Data records
= = =

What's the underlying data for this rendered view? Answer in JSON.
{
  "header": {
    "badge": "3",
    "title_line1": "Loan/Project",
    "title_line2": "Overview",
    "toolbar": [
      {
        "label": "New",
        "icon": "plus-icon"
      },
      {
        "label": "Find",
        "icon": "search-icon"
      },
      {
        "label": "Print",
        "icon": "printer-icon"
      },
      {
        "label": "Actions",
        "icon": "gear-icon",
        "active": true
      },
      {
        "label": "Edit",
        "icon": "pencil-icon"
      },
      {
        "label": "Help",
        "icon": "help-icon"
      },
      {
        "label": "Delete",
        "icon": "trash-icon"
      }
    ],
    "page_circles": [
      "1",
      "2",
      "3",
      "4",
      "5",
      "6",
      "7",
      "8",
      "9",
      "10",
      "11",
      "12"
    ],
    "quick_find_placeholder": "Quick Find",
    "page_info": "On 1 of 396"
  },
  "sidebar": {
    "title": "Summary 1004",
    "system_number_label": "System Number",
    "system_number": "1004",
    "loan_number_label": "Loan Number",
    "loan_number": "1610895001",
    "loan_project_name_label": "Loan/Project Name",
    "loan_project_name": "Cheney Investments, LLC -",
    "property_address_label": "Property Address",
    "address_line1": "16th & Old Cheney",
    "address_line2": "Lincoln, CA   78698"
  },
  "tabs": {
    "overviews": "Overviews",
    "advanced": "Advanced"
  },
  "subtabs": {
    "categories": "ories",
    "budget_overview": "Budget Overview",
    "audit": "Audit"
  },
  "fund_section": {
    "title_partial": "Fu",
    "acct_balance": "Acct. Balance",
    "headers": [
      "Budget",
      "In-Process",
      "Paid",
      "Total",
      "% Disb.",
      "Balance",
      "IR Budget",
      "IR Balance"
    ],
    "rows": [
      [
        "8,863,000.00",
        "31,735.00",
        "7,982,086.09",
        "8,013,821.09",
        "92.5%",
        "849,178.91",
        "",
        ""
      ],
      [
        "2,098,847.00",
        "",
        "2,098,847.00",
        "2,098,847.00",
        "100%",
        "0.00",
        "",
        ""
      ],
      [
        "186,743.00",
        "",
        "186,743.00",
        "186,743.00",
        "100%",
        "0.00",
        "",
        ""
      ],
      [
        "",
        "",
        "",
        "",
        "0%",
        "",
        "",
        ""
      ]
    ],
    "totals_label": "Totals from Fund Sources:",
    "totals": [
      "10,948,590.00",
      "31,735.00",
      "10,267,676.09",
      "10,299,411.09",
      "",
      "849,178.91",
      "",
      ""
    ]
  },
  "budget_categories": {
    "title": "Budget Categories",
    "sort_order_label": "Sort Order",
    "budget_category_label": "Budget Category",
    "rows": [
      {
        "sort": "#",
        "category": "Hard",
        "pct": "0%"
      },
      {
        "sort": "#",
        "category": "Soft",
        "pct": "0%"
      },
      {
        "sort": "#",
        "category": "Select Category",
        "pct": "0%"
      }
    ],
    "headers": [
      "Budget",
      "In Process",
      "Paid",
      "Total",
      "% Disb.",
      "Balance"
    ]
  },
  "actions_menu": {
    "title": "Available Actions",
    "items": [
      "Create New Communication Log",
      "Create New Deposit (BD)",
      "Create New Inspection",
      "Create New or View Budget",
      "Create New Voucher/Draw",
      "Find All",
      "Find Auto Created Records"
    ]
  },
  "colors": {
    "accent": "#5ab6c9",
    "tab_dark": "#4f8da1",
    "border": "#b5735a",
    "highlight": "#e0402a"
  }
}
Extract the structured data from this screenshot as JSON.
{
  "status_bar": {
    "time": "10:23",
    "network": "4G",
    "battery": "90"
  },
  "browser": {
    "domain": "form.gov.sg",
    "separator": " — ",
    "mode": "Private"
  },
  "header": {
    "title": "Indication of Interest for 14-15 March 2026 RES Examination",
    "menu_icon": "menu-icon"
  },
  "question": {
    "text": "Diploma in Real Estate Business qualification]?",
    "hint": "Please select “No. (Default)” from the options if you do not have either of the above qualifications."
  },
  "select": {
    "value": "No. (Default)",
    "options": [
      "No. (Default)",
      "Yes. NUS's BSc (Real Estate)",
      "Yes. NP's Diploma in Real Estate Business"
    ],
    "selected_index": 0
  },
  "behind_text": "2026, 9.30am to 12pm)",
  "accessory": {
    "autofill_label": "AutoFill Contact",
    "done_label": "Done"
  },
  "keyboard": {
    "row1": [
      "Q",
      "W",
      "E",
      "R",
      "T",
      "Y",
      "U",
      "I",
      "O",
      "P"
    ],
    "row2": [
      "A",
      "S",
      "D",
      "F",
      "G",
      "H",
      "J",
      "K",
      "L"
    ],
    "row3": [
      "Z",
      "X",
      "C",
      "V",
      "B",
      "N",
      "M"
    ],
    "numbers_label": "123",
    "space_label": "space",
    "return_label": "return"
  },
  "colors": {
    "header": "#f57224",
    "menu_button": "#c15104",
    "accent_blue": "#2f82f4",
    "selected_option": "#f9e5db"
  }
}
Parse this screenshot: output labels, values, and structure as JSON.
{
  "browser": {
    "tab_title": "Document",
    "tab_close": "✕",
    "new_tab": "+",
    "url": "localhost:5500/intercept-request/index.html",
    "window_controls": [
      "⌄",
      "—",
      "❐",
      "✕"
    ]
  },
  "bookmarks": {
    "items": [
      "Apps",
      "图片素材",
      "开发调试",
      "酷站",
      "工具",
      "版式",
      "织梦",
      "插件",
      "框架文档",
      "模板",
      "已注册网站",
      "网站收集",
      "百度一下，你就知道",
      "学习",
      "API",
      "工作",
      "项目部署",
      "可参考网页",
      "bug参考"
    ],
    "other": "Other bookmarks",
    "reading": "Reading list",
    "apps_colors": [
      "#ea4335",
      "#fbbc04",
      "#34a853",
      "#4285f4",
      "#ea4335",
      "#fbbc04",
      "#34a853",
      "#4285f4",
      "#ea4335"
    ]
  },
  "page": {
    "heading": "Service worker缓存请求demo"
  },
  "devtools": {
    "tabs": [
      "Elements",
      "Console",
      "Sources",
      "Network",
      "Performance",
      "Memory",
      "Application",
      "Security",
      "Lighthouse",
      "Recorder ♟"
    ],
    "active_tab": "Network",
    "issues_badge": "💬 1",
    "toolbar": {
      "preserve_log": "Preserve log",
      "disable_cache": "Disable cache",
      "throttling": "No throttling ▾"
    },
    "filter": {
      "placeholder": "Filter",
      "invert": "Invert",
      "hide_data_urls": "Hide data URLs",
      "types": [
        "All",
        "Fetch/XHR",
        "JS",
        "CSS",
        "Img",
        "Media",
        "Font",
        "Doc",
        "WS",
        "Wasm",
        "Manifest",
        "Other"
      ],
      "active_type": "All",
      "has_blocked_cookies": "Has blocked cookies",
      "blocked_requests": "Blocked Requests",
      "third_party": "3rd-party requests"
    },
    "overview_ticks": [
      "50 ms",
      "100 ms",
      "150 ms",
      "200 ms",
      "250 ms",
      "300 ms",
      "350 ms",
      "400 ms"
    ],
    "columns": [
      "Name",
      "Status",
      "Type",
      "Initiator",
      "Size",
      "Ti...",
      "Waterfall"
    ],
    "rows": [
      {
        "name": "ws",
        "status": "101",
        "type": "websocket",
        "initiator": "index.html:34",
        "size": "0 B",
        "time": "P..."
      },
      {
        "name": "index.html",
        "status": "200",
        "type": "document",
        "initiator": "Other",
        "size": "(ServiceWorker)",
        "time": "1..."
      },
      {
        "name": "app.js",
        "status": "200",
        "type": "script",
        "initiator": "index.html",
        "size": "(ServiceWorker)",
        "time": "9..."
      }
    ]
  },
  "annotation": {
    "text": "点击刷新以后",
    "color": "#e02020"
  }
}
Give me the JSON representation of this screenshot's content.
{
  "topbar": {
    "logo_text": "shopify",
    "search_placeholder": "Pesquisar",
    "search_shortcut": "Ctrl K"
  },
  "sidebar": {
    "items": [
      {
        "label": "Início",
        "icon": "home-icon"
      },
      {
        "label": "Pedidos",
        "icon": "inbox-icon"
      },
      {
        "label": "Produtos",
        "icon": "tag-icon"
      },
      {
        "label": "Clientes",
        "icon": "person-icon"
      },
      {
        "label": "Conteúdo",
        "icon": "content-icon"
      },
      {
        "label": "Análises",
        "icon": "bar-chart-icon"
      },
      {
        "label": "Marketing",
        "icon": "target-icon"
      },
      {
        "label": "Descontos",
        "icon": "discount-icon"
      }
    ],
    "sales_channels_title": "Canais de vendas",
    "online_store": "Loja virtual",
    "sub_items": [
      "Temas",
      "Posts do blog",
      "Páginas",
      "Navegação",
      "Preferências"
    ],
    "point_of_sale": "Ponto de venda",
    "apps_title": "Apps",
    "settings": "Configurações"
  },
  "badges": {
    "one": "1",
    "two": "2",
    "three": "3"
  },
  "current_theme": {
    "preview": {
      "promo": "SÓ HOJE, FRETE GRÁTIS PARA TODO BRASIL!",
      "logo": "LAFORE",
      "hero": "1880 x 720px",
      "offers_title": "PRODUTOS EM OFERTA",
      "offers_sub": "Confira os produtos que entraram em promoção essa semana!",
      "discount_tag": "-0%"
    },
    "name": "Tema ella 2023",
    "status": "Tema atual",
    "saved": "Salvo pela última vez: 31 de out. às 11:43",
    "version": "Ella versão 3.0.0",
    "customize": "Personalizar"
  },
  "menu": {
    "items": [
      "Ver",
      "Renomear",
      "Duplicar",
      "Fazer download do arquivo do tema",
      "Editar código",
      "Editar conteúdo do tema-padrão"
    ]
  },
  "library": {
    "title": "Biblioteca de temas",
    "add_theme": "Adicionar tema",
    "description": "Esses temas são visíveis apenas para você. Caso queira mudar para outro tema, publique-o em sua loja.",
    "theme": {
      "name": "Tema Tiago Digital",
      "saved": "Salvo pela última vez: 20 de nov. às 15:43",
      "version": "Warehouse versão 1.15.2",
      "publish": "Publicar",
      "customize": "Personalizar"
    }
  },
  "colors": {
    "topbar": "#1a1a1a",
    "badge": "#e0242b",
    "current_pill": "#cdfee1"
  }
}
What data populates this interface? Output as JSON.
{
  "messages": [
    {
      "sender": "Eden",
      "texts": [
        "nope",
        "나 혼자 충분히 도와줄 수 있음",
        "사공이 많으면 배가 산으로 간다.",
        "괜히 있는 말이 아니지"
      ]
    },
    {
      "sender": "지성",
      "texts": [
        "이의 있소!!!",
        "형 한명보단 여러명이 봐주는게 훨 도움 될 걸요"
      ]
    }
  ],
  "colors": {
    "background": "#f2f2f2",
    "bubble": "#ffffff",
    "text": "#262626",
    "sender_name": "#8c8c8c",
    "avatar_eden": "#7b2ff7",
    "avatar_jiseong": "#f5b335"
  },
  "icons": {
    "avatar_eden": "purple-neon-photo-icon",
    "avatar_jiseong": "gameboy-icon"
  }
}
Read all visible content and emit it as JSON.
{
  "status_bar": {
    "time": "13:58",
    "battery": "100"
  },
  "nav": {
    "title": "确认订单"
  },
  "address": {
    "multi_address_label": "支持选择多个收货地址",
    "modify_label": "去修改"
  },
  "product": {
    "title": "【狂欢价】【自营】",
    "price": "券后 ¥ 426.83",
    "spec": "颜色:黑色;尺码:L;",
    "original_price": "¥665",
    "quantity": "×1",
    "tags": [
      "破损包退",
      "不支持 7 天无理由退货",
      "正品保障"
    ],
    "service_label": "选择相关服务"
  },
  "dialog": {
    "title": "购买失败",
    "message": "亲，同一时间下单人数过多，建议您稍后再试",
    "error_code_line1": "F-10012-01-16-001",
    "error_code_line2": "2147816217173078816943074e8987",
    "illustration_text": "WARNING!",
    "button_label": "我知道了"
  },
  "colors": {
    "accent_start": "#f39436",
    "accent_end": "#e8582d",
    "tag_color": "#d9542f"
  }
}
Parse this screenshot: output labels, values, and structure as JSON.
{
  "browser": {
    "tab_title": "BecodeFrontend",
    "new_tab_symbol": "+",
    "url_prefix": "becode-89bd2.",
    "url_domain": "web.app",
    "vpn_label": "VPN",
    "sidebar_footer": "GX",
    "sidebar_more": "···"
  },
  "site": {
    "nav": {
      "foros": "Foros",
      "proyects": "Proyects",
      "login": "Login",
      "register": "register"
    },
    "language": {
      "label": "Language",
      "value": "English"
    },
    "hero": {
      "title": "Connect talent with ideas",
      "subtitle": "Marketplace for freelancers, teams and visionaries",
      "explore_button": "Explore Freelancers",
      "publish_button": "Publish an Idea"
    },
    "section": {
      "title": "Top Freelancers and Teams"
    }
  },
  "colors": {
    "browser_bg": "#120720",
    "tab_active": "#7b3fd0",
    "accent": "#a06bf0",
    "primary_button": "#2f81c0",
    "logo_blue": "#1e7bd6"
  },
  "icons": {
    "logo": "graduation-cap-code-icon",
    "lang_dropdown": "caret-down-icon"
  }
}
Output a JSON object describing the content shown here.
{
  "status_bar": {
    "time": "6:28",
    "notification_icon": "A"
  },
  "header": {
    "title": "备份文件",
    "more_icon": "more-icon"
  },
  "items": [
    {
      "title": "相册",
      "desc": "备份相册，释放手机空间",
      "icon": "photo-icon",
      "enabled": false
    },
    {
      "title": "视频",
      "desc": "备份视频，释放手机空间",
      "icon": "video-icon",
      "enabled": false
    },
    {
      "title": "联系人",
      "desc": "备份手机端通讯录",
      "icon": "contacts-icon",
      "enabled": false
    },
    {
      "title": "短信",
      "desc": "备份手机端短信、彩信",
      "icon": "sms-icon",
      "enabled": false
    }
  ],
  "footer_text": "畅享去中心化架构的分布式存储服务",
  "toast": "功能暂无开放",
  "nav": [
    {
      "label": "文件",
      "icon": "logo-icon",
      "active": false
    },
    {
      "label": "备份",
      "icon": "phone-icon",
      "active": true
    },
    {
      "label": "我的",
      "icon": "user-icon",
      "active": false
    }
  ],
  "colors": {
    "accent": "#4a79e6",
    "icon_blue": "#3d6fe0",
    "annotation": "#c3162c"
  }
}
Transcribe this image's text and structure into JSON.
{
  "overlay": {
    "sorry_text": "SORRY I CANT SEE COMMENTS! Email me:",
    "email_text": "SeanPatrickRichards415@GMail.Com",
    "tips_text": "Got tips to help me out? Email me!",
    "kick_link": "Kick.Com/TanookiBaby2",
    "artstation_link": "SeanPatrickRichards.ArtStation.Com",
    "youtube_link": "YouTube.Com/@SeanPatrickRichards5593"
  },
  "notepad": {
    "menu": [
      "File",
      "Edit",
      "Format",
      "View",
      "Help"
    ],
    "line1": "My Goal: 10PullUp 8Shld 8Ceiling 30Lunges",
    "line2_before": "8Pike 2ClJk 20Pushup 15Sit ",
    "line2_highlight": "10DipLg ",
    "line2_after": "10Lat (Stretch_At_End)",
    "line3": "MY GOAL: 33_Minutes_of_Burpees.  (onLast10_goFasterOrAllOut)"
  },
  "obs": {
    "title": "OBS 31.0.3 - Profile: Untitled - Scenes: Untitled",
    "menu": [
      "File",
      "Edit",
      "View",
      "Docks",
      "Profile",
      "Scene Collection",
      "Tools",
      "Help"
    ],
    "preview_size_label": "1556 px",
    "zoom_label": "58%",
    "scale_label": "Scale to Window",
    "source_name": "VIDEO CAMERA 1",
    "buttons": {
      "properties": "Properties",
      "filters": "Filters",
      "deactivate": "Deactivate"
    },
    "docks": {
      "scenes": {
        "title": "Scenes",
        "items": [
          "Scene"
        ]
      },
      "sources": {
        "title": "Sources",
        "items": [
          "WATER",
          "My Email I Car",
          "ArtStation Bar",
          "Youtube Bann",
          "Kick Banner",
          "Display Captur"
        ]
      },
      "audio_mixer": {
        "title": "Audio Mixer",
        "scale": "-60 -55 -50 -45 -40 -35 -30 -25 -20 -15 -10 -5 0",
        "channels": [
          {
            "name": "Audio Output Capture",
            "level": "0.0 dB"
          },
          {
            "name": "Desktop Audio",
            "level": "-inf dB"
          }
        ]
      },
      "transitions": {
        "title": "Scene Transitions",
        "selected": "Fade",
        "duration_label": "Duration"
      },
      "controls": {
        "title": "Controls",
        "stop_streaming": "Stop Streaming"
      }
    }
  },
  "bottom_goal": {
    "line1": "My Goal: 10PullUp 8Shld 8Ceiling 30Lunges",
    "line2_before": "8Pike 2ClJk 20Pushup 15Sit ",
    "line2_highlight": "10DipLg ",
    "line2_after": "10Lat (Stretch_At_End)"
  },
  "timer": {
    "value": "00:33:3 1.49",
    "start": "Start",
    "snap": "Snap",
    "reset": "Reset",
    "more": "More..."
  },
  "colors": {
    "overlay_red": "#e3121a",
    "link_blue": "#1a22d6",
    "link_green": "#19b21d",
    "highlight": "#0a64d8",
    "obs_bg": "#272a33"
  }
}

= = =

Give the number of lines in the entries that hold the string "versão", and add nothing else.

2